Whoever Owns the Silent Hill Web Domain is Using it for Tall Lady Memes
After some buzz yesterday concerning Silent Hill franchise composer Akira Yamaoka teasing a new project, all eyes have turned back to our favorite foggy town’s future. This morning, a few fans thought to check the official Silent Hill web domain, which was the cause of quite a bit of fuss in 2019 due to it defaulting out of Konami’s hands. What they found was… unexpected. After years of either being a completely blank page or a parked website that popped up search items for the series, the page has now received its first full makeover since about 2008. Uhhhh, well, see for yourself:
Yep, that’s a Resident Evil 8 meme on the official Silent Hill website. If you missed all of the meme-age, over the past few weeks Resident Evil fans and non-fans alike became absolutely obsessed with one of Resident Evil 8‘s primary antagonists, Alcina Dimitrescu, also known as the Tall Lady. It’s been an absolute roller coaster, from a combination of cosplay, fanart, and straight-up horny posting, to memes and now even corporate-sponsored memes (which of course means that the meme is now dead). All of this reached a fever pitch when Capcom revealed her official height, which is 9’6, including hat and shoes. I, and I’m sure many other Silent Hill fans, were not expecting the official Silent Hill website to jump in on this with a meme of their own, of course referencing the franchise’s most popular creature, Pyramid Head (albeit the film version).

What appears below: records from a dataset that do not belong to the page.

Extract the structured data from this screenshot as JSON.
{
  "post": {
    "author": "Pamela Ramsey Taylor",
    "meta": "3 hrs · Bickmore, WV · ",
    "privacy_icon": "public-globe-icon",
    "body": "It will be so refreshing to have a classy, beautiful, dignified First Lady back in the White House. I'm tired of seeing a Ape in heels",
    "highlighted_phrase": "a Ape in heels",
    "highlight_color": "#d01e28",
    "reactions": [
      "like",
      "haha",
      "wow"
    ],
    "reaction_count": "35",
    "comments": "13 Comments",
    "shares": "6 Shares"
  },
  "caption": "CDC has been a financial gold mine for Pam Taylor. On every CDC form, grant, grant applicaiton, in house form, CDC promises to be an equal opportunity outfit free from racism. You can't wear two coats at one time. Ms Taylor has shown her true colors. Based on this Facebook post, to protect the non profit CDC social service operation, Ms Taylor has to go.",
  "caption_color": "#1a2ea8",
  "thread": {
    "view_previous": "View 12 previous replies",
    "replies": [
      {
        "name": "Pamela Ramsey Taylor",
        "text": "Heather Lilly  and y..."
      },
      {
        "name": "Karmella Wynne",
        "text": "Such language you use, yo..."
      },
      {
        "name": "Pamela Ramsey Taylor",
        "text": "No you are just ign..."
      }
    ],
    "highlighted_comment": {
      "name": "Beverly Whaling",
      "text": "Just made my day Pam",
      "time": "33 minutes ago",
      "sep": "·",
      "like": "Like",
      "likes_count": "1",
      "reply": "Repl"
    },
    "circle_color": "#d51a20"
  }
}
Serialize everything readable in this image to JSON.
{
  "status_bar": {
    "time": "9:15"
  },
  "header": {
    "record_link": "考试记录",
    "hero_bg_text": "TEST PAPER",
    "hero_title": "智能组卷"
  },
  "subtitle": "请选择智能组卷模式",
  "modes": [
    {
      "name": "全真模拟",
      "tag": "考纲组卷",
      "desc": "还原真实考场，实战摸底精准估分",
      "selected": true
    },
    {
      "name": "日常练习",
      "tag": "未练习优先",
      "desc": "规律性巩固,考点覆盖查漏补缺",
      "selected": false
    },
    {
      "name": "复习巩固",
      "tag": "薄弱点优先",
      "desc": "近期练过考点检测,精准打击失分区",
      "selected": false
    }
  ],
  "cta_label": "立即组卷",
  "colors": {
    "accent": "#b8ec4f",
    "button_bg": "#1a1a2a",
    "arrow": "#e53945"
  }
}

This of course calls into question who exactly owns the Silent Hill web domain. After it defaulted in 2019, the site went up for sale for just under a cool $10,000 USD, which is hardly an insubstantial sum. Unfortunately, I appear to have never actually written about it, but the Silent Hill web domain was eventually repurchased by someone about a month or so after it defaulted, but we’ve never known for sure who. You can check the web domain’s history on ICANN Lookup, but the client holder and all pertinent information is labeled as prohibited. You can see listings for delete, renew, transfer, and update, but those don’t mean anything (even transfer, it simply refers the transfer from dormant to active again). You can see when the domain was founded, 2003, and that it defaults again at the end of this year unless the client chooses to re-purchase.

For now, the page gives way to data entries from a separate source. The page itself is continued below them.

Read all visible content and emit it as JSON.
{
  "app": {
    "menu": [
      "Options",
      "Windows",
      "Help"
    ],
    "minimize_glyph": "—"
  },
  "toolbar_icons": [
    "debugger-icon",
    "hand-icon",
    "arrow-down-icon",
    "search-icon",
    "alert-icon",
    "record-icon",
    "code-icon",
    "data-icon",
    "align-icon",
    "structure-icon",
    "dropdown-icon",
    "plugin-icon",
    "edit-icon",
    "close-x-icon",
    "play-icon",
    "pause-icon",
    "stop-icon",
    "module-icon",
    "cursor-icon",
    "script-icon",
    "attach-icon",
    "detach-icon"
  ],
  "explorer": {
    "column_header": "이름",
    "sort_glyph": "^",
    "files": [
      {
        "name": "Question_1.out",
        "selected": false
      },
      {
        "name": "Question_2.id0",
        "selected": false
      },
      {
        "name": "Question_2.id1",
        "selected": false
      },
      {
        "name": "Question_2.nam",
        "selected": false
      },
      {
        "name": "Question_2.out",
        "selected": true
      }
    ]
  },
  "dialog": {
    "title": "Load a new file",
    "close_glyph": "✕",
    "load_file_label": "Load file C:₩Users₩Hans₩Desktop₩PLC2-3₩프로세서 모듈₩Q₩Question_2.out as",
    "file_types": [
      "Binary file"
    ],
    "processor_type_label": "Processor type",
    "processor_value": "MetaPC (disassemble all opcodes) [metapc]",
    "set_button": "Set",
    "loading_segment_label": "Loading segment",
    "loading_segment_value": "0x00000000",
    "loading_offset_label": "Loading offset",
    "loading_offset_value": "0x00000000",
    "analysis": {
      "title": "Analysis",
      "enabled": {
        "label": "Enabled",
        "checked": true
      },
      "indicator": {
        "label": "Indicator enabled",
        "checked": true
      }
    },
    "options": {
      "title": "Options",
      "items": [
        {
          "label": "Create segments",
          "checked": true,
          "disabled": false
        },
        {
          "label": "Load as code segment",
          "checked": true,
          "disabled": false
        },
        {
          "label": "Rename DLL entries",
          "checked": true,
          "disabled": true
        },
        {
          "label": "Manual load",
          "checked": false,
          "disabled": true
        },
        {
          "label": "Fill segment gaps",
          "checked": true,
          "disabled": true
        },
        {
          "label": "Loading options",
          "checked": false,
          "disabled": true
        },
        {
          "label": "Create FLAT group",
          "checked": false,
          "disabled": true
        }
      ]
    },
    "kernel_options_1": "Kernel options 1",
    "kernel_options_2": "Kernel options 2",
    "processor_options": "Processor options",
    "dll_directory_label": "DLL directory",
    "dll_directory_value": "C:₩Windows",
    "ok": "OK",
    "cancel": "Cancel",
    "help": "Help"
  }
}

We’d assumed that Konami had been the ones to purchase the domain again, especially as they have been making efforts to actively reinvigorate the brand through tie-in content and even activating an all-new (and verified) Twitter account. Seeing this meme pop up on the site (and only the site, I might ad — it has yet to surface on any other official Silent Hill channels) gives great pause to that idea, especially seeing as, if nobody had checked the site, nobody would’ve seen this bizarre update. If not Konami, though, who? An enterprising, and apparently very rich, fan grabbing the domain for kicks is plausible, although it feels weird that this is all that they’d use it for. In a fantasy world where I had 10 grand to throw away on a web domain, I think I’d use it for a lot more than a single meme in nearly a year of ownership. I don’t think I’d have been able to resist throwing up something like a count-down timer, similar to the infamous Black Hound incident from 2015.
If Konami really does own the site, it stands to reason that jumping into the Tall Lady meme fray is a good way of drawing attention to the site being active again even though the series doesn’t have anything to show yet, but it’d be incredibly strange marketing. Again, no other Silent Hill hubs like the Twitter or Facebook accounts have used this image.
We’ll keep you posted, and will be periodically checking Silent Hill‘s website from time to time for more changes.